#### [EXERCISE OBJECTIVE]
All of the listing should be output exactly, apart from the pictures.

#### [RECORD EXTRACTS]
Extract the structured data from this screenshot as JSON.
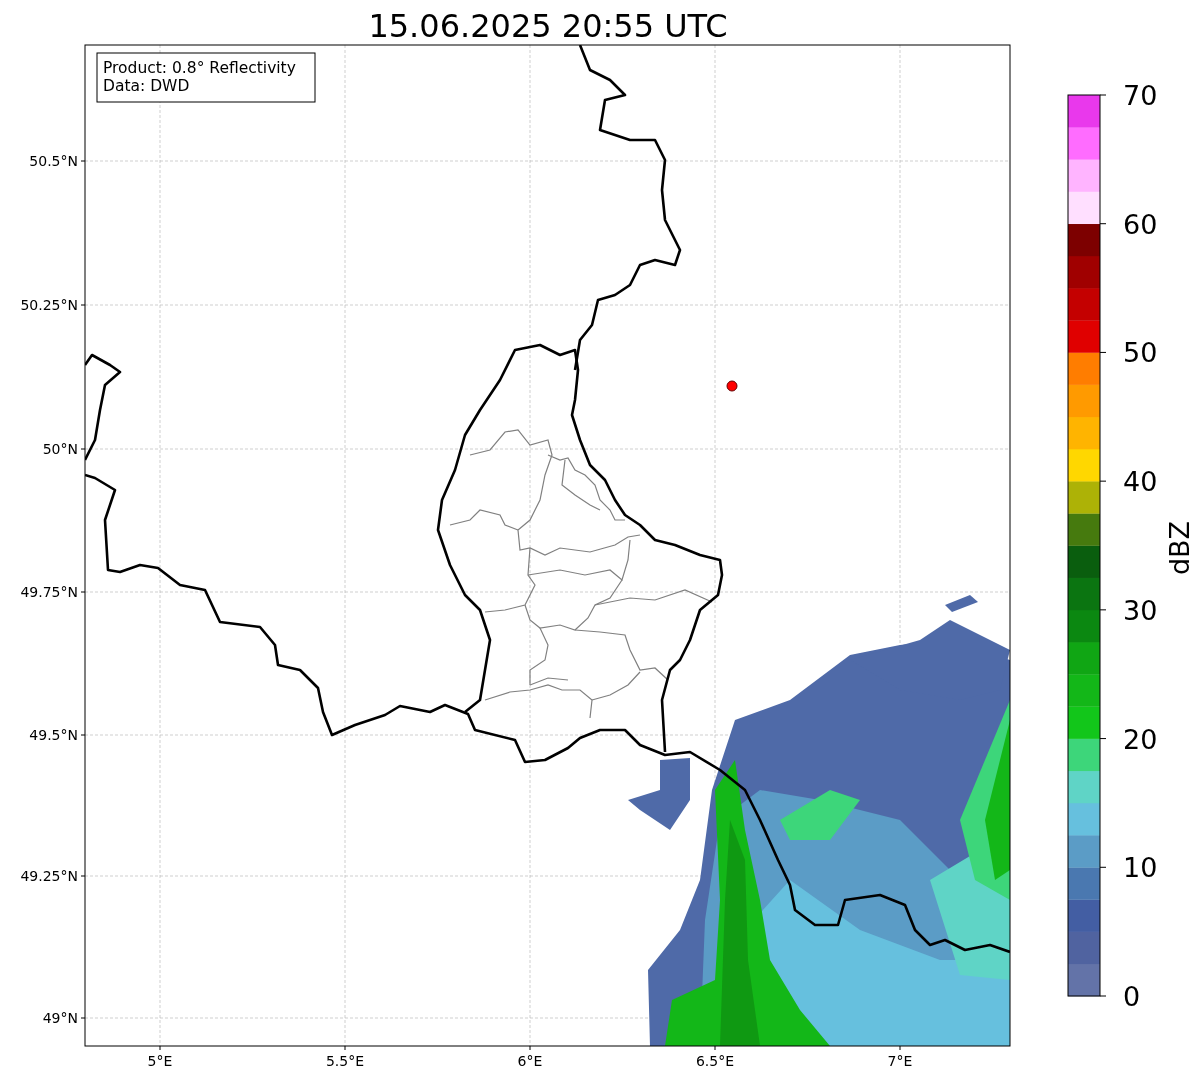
{
  "title": "15.06.2025 20:55 UTC",
  "info_box": {
    "lines": [
      "Product: 0.8° Reflectivity",
      "Data: DWD"
    ]
  },
  "map": {
    "x_ticks": [
      "5°E",
      "5.5°E",
      "6°E",
      "6.5°E",
      "7°E"
    ],
    "y_ticks": [
      "50.5°N",
      "50.25°N",
      "50°N",
      "49.75°N",
      "49.5°N",
      "49.25°N",
      "49°N"
    ]
  },
  "colorbar": {
    "label": "dBZ",
    "ticks": [
      "70",
      "60",
      "50",
      "40",
      "30",
      "20",
      "10",
      "0"
    ],
    "bands": [
      {
        "color": "#6373a8"
      },
      {
        "color": "#5063a0"
      },
      {
        "color": "#435ea3"
      },
      {
        "color": "#4a78b0"
      },
      {
        "color": "#5b9cc6"
      },
      {
        "color": "#66c0de"
      },
      {
        "color": "#5fd4c6"
      },
      {
        "color": "#3dd67a"
      },
      {
        "color": "#12c61a"
      },
      {
        "color": "#13b718"
      },
      {
        "color": "#10a614"
      },
      {
        "color": "#0b8811"
      },
      {
        "color": "#0b7511"
      },
      {
        "color": "#0a5e0e"
      },
      {
        "color": "#467a0e"
      },
      {
        "color": "#adb206"
      },
      {
        "color": "#ffd700"
      },
      {
        "color": "#ffb400"
      },
      {
        "color": "#ff9a00"
      },
      {
        "color": "#ff7d00"
      },
      {
        "color": "#e00000"
      },
      {
        "color": "#c40000"
      },
      {
        "color": "#a00000"
      },
      {
        "color": "#7d0000"
      },
      {
        "color": "#ffdfff"
      },
      {
        "color": "#ffb4ff"
      },
      {
        "color": "#ff6cff"
      },
      {
        "color": "#e938ec"
      }
    ]
  }
}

#### [YOUR SOLUTION]
Extract the structured data from this screenshot as JSON.
{
  "title": "15.06.2025 20:55 UTC",
  "info_box": {
    "lines": [
      "Product: 0.8° Reflectivity",
      "Data: DWD"
    ]
  },
  "map": {
    "x_ticks": [
      "5°E",
      "5.5°E",
      "6°E",
      "6.5°E",
      "7°E"
    ],
    "y_ticks": [
      "50.5°N",
      "50.25°N",
      "50°N",
      "49.75°N",
      "49.5°N",
      "49.25°N",
      "49°N"
    ]
  },
  "colorbar": {
    "label": "dBZ",
    "ticks": [
      "70",
      "60",
      "50",
      "40",
      "30",
      "20",
      "10",
      "0"
    ],
    "bands": [
      {
        "color": "#6373a8"
      },
      {
        "color": "#5063a0"
      },
      {
        "color": "#435ea3"
      },
      {
        "color": "#4a78b0"
      },
      {
        "color": "#5b9cc6"
      },
      {
        "color": "#66c0de"
      },
      {
        "color": "#5fd4c6"
      },
      {
        "color": "#3dd67a"
      },
      {
        "color": "#12c61a"
      },
      {
        "color": "#13b718"
      },
      {
        "color": "#10a614"
      },
      {
        "color": "#0b8811"
      },
      {
        "color": "#0b7511"
      },
      {
        "color": "#0a5e0e"
      },
      {
        "color": "#467a0e"
      },
      {
        "color": "#adb206"
      },
      {
        "color": "#ffd700"
      },
      {
        "color": "#ffb400"
      },
      {
        "color": "#ff9a00"
      },
      {
        "color": "#ff7d00"
      },
      {
        "color": "#e00000"
      },
      {
        "color": "#c40000"
      },
      {
        "color": "#a00000"
      },
      {
        "color": "#7d0000"
      },
      {
        "color": "#ffdfff"
      },
      {
        "color": "#ffb4ff"
      },
      {
        "color": "#ff6cff"
      },
      {
        "color": "#e938ec"
      }
    ]
  }
}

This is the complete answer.